Posttraumatic stress disorder (PTSD) is highly prevalent and disabling affecting veterans of all service eras. One study found between 15% and 17% of veterans returning from Afghanistan and Iraq at 1-year follow-up met screening criteria for PTSD (Hoge, Terhakopian, Castro, Messer, & Engel, 2007). Prevalence estimates for Vietnam veterans include a 9.1% current and a 19% lifetime prevalence (Dohrenwend et al., 2007). A rate of 10.1% has been estimated for veterans of Operation Desert Storm (Kang, Natelson, Mahan, Lee, & Murphy, 2003). Because of this high prevalence of PTSD in combat veterans, a need was identified to deliver evidence-based psychotherapies for PTSD in Veterans Health Administration (VHA) settings immediately following the start of the wars in Afghanistan and Iraq (Rosen et al., 2004). VHA began a national initiative in 2006 to formally train clinicians in cognitive processing therapy (CPT) and prolonged exposure (PE) therapy (Karlin et al., 2010 and Ruzek and Rosen, 2009). Although there are increasing numbers of clinicians trained in CPT and PE, there has been limited systematic evaluation of the effectiveness of these treatments in VHA settings (Alvarez et al., 2011, Chard et al., 2010, Morland et al., 2011, Rauch et al., 2009, Schnurr et al., 2007, Tuerk et al., 2011 and Yoder et al., 2012). There is strong support for the efficacy and tolerability of cognitive-behavioral therapies for PTSD treatment (Bisson and Andrew, 2007, Bradley et al., 2005, Mendes et al., 2008 and Ponniah and Hollon, 2009). Both CPT and PE are efficacious treatments for PTSD related to non-combat and combat traumas alike (Foa et al., 2002, Hembree et al., 2003a, Monson et al., 2006, Resick et al., 2002 and Schnurr et al., 2007). This finding is reflected in the revised VA/Department of Defense (DoD) Clinical Practice Guideline which strongly recommends CPT and PE for PTSD treatment (VA/DoD, 2010). Although data are limited, trials directly comparing CPT and PE have demonstrated similar efficacy between the two treatments (Nishith et al., 2002 and Resick et al., 2002). One long-term study has demonstrated lasting improvement in PTSD symptoms at 10-year follow-up for both treatments (Resick, Williams, Suvak, Monson, & Gradus, 2011). Further, similar outcomes have been found between variations of CPT conducted with and without a written trauma account (CPT-C) (Resick et al., 2008). Translation of CPT and PE into clinical practice has raised some interesting implementation questions regarding dropout rates and treatment response by service era and ethnicity.

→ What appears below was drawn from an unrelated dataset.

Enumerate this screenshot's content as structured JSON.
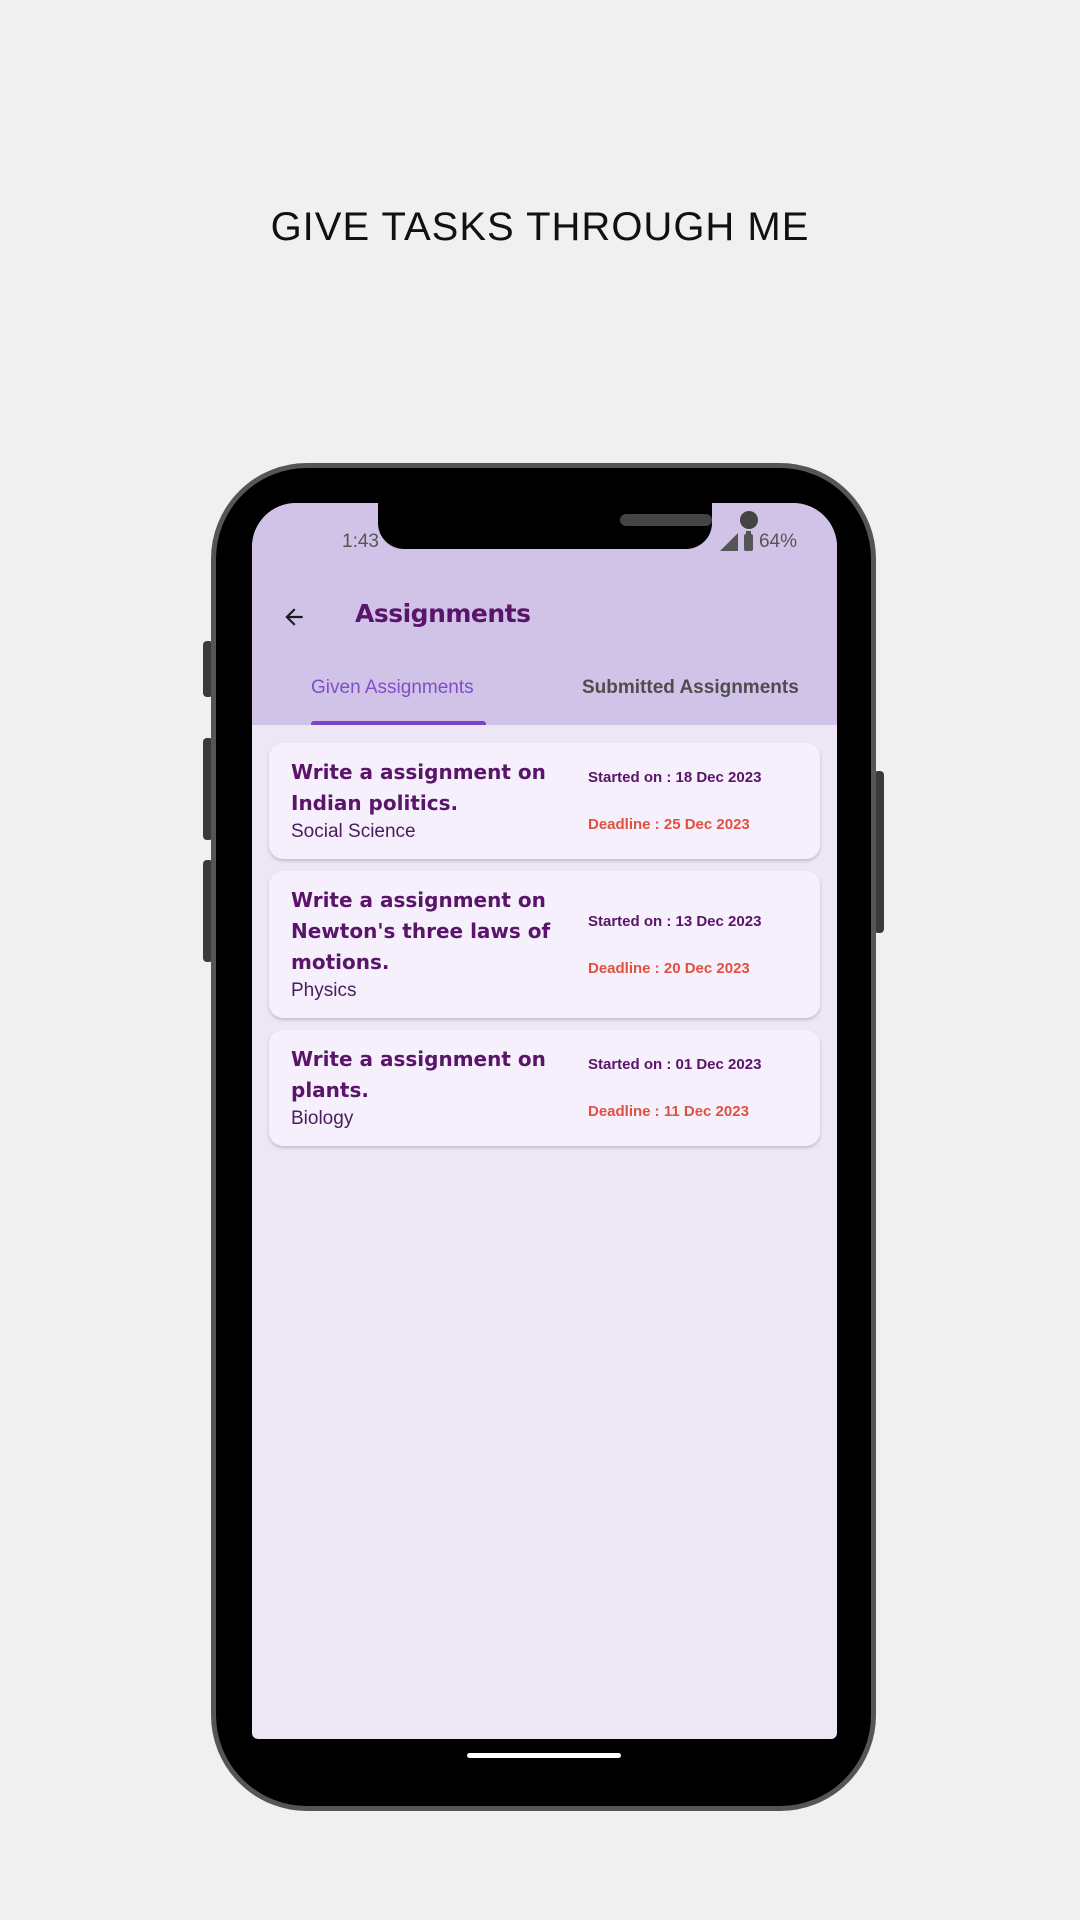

Two studies demonstrated Vietnam veterans less likely to drop out of treatment, but there were differing results for treatment outcomes by service era (Chard et al., 2010 and Yoder et al., 2012). Chard and colleagues found greater improvement in outcome for Operation Enduring Freedom/Operation Iraqi Freedom/Operation New Dawn (OEF/OIF/OND) veterans treated with CPT as compared to Vietnam veterans. Yoder and colleagues found no difference in outcome between the two service eras for PE. Studies of CPT and PE in veterans have not demonstrated differences in outcome by ethnicity, though Hispanic veterans have been underrepresented (Chard et al., 2010, Monson et al., 2006 and Tuerk et al., 2011). This is the first study the authors are aware of comparing CPT and PE in veterans. The study identified 528 records for review of veterans who received CPT or PE in one VHA specialty clinic. In particular, treatment outcome and drop outs for CPT and PE were examined. Features unique to this program included a large number of Hispanic veterans and veterans of different service eras receiving differing treatments based upon patient and therapist preferences. Most Vietnam veterans in this program received CPT and most OEF/OIF/OND veterans received PE. The following study hypotheses were evaluated for this article based upon the literature reviewed above: 1) Both CPT and PE show equal benefit for PTSD symptoms. 2) Differing CPT formats are equally effective. 3) Dropout rates are higher for the OEF/OIF/OND veterans as compared to veterans of other eras. 4) OEF/OIF/OND veterans show greater reduction in their PTSD symptoms than veterans of other eras. 5) Hispanic and White veterans respond similarly to treatment. The implications and limitations of the study findings are discussed for clinical practice and future research.